[[ MATERIAL TO PROCESS open ]]
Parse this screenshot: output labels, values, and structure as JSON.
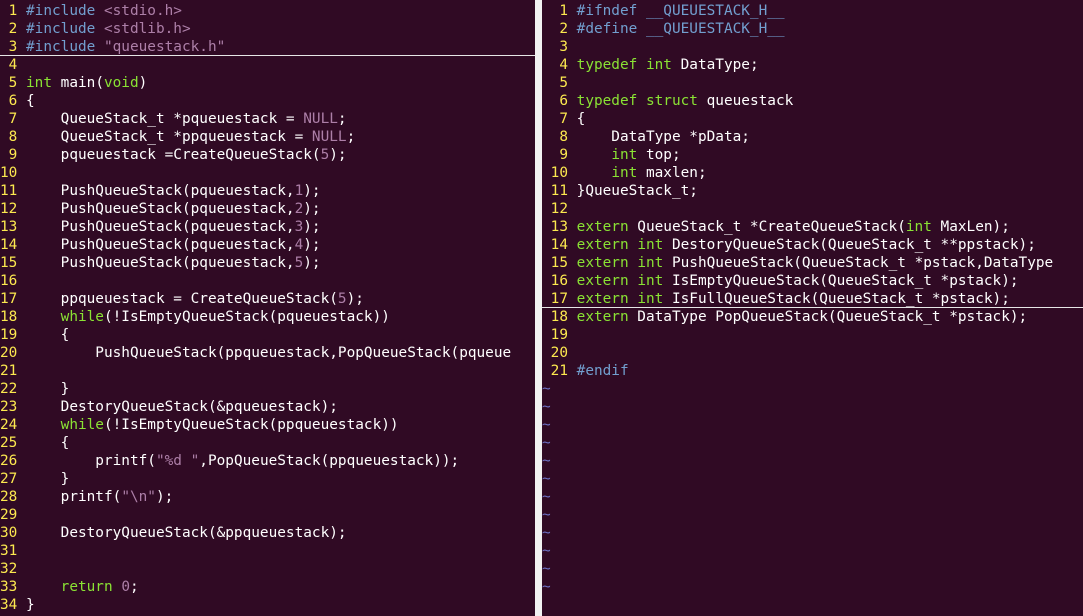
{
  "theme": {
    "background": "#300a24",
    "text": "#ffffff",
    "line_number": "#fce94f",
    "keyword": "#8ae234",
    "type": "#8ae234",
    "preproc": "#729fcf",
    "string": "#ad7fa8",
    "constant": "#ad7fa8",
    "tilde": "#6c71c4"
  },
  "left_pane": {
    "cursor_line": 3,
    "lines": [
      {
        "num": "1",
        "tokens": [
          [
            "p",
            "#include "
          ],
          [
            "s",
            "<stdio.h>"
          ]
        ]
      },
      {
        "num": "2",
        "tokens": [
          [
            "p",
            "#include "
          ],
          [
            "s",
            "<stdlib.h>"
          ]
        ]
      },
      {
        "num": "3",
        "tokens": [
          [
            "p",
            "#include "
          ],
          [
            "s",
            "\"queuestack.h\""
          ]
        ]
      },
      {
        "num": "4",
        "tokens": []
      },
      {
        "num": "5",
        "tokens": [
          [
            "t",
            "int"
          ],
          [
            "n",
            " main("
          ],
          [
            "t",
            "void"
          ],
          [
            "n",
            ")"
          ]
        ]
      },
      {
        "num": "6",
        "tokens": [
          [
            "n",
            "{"
          ]
        ]
      },
      {
        "num": "7",
        "tokens": [
          [
            "n",
            "    QueueStack_t *pqueuestack = "
          ],
          [
            "c",
            "NULL"
          ],
          [
            "n",
            ";"
          ]
        ]
      },
      {
        "num": "8",
        "tokens": [
          [
            "n",
            "    QueueStack_t *ppqueuestack = "
          ],
          [
            "c",
            "NULL"
          ],
          [
            "n",
            ";"
          ]
        ]
      },
      {
        "num": "9",
        "tokens": [
          [
            "n",
            "    pqueuestack =CreateQueueStack("
          ],
          [
            "c",
            "5"
          ],
          [
            "n",
            ");"
          ]
        ]
      },
      {
        "num": "10",
        "tokens": []
      },
      {
        "num": "11",
        "tokens": [
          [
            "n",
            "    PushQueueStack(pqueuestack,"
          ],
          [
            "c",
            "1"
          ],
          [
            "n",
            ");"
          ]
        ]
      },
      {
        "num": "12",
        "tokens": [
          [
            "n",
            "    PushQueueStack(pqueuestack,"
          ],
          [
            "c",
            "2"
          ],
          [
            "n",
            ");"
          ]
        ]
      },
      {
        "num": "13",
        "tokens": [
          [
            "n",
            "    PushQueueStack(pqueuestack,"
          ],
          [
            "c",
            "3"
          ],
          [
            "n",
            ");"
          ]
        ]
      },
      {
        "num": "14",
        "tokens": [
          [
            "n",
            "    PushQueueStack(pqueuestack,"
          ],
          [
            "c",
            "4"
          ],
          [
            "n",
            ");"
          ]
        ]
      },
      {
        "num": "15",
        "tokens": [
          [
            "n",
            "    PushQueueStack(pqueuestack,"
          ],
          [
            "c",
            "5"
          ],
          [
            "n",
            ");"
          ]
        ]
      },
      {
        "num": "16",
        "tokens": []
      },
      {
        "num": "17",
        "tokens": [
          [
            "n",
            "    ppqueuestack = CreateQueueStack("
          ],
          [
            "c",
            "5"
          ],
          [
            "n",
            ");"
          ]
        ]
      },
      {
        "num": "18",
        "tokens": [
          [
            "n",
            "    "
          ],
          [
            "k",
            "while"
          ],
          [
            "n",
            "(!IsEmptyQueueStack(pqueuestack))"
          ]
        ]
      },
      {
        "num": "19",
        "tokens": [
          [
            "n",
            "    {"
          ]
        ]
      },
      {
        "num": "20",
        "tokens": [
          [
            "n",
            "        PushQueueStack(ppqueuestack,PopQueueStack(pqueue"
          ]
        ]
      },
      {
        "num": "21",
        "tokens": []
      },
      {
        "num": "22",
        "tokens": [
          [
            "n",
            "    }"
          ]
        ]
      },
      {
        "num": "23",
        "tokens": [
          [
            "n",
            "    DestoryQueueStack(&pqueuestack);"
          ]
        ]
      },
      {
        "num": "24",
        "tokens": [
          [
            "n",
            "    "
          ],
          [
            "k",
            "while"
          ],
          [
            "n",
            "(!IsEmptyQueueStack(ppqueuestack))"
          ]
        ]
      },
      {
        "num": "25",
        "tokens": [
          [
            "n",
            "    {"
          ]
        ]
      },
      {
        "num": "26",
        "tokens": [
          [
            "n",
            "        printf("
          ],
          [
            "s",
            "\"%d \""
          ],
          [
            "n",
            ",PopQueueStack(ppqueuestack));"
          ]
        ]
      },
      {
        "num": "27",
        "tokens": [
          [
            "n",
            "    }"
          ]
        ]
      },
      {
        "num": "28",
        "tokens": [
          [
            "n",
            "    printf("
          ],
          [
            "s",
            "\"\\n\""
          ],
          [
            "n",
            ");"
          ]
        ]
      },
      {
        "num": "29",
        "tokens": []
      },
      {
        "num": "30",
        "tokens": [
          [
            "n",
            "    DestoryQueueStack(&ppqueuestack);"
          ]
        ]
      },
      {
        "num": "31",
        "tokens": []
      },
      {
        "num": "32",
        "tokens": []
      },
      {
        "num": "33",
        "tokens": [
          [
            "n",
            "    "
          ],
          [
            "k",
            "return"
          ],
          [
            "n",
            " "
          ],
          [
            "c",
            "0"
          ],
          [
            "n",
            ";"
          ]
        ]
      },
      {
        "num": "34",
        "tokens": [
          [
            "n",
            "}"
          ]
        ]
      }
    ]
  },
  "right_pane": {
    "cursor_line": 17,
    "tilde_char": "~",
    "tilde_count": 12,
    "lines": [
      {
        "num": "1",
        "tokens": [
          [
            "p",
            "#ifndef __QUEUESTACK_H__"
          ]
        ]
      },
      {
        "num": "2",
        "tokens": [
          [
            "p",
            "#define __QUEUESTACK_H__"
          ]
        ]
      },
      {
        "num": "3",
        "tokens": []
      },
      {
        "num": "4",
        "tokens": [
          [
            "t",
            "typedef"
          ],
          [
            "n",
            " "
          ],
          [
            "t",
            "int"
          ],
          [
            "n",
            " DataType;"
          ]
        ]
      },
      {
        "num": "5",
        "tokens": []
      },
      {
        "num": "6",
        "tokens": [
          [
            "t",
            "typedef"
          ],
          [
            "n",
            " "
          ],
          [
            "t",
            "struct"
          ],
          [
            "n",
            " queuestack"
          ]
        ]
      },
      {
        "num": "7",
        "tokens": [
          [
            "n",
            "{"
          ]
        ]
      },
      {
        "num": "8",
        "tokens": [
          [
            "n",
            "    DataType *pData;"
          ]
        ]
      },
      {
        "num": "9",
        "tokens": [
          [
            "n",
            "    "
          ],
          [
            "t",
            "int"
          ],
          [
            "n",
            " top;"
          ]
        ]
      },
      {
        "num": "10",
        "tokens": [
          [
            "n",
            "    "
          ],
          [
            "t",
            "int"
          ],
          [
            "n",
            " maxlen;"
          ]
        ]
      },
      {
        "num": "11",
        "tokens": [
          [
            "n",
            "}QueueStack_t;"
          ]
        ]
      },
      {
        "num": "12",
        "tokens": []
      },
      {
        "num": "13",
        "tokens": [
          [
            "t",
            "extern"
          ],
          [
            "n",
            " QueueStack_t *CreateQueueStack("
          ],
          [
            "t",
            "int"
          ],
          [
            "n",
            " MaxLen);"
          ]
        ]
      },
      {
        "num": "14",
        "tokens": [
          [
            "t",
            "extern"
          ],
          [
            "n",
            " "
          ],
          [
            "t",
            "int"
          ],
          [
            "n",
            " DestoryQueueStack(QueueStack_t **ppstack);"
          ]
        ]
      },
      {
        "num": "15",
        "tokens": [
          [
            "t",
            "extern"
          ],
          [
            "n",
            " "
          ],
          [
            "t",
            "int"
          ],
          [
            "n",
            " PushQueueStack(QueueStack_t *pstack,DataType"
          ]
        ]
      },
      {
        "num": "16",
        "tokens": [
          [
            "t",
            "extern"
          ],
          [
            "n",
            " "
          ],
          [
            "t",
            "int"
          ],
          [
            "n",
            " IsEmptyQueueStack(QueueStack_t *pstack);"
          ]
        ]
      },
      {
        "num": "17",
        "tokens": [
          [
            "t",
            "extern"
          ],
          [
            "n",
            " "
          ],
          [
            "t",
            "int"
          ],
          [
            "n",
            " IsFullQueueStack(QueueStack_t *pstack);"
          ]
        ]
      },
      {
        "num": "18",
        "tokens": [
          [
            "t",
            "extern"
          ],
          [
            "n",
            " DataType PopQueueStack(QueueStack_t *pstack);"
          ]
        ]
      },
      {
        "num": "19",
        "tokens": []
      },
      {
        "num": "20",
        "tokens": []
      },
      {
        "num": "21",
        "tokens": [
          [
            "p",
            "#endif"
          ]
        ]
      }
    ]
  }
}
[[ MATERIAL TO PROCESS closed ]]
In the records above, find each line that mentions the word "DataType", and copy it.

            " DataType;"
            "    DataType *pData;"
            " PushQueueStack(QueueStack_t *pstack,DataType"
            " DataType PopQueueStack(QueueStack_t *pstack);"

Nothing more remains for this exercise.